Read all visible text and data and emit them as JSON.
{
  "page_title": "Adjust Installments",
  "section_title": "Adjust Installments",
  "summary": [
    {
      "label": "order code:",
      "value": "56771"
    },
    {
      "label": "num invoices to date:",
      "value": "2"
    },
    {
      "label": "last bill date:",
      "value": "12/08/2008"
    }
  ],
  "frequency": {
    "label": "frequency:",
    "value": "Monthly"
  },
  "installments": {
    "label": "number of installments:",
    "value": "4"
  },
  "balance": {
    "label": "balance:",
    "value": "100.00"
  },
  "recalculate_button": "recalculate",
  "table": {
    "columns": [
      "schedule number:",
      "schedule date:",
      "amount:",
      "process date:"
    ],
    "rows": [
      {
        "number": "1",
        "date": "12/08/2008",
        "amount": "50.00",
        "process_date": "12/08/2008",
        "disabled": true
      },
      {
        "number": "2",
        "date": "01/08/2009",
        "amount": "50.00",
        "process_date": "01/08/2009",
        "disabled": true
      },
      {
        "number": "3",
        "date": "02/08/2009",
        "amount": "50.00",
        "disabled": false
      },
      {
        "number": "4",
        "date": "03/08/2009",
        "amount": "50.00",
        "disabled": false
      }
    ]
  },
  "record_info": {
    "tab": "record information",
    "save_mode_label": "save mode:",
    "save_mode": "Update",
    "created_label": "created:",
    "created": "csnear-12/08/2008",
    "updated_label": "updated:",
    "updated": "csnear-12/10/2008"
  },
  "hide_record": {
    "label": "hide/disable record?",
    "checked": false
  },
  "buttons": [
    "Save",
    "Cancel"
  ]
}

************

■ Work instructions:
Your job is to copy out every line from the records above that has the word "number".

■ Exercise result:
    "label": "number of installments:",
      "schedule number:",
        "number": "1",
        "number": "2",
        "number": "3",
        "number": "4",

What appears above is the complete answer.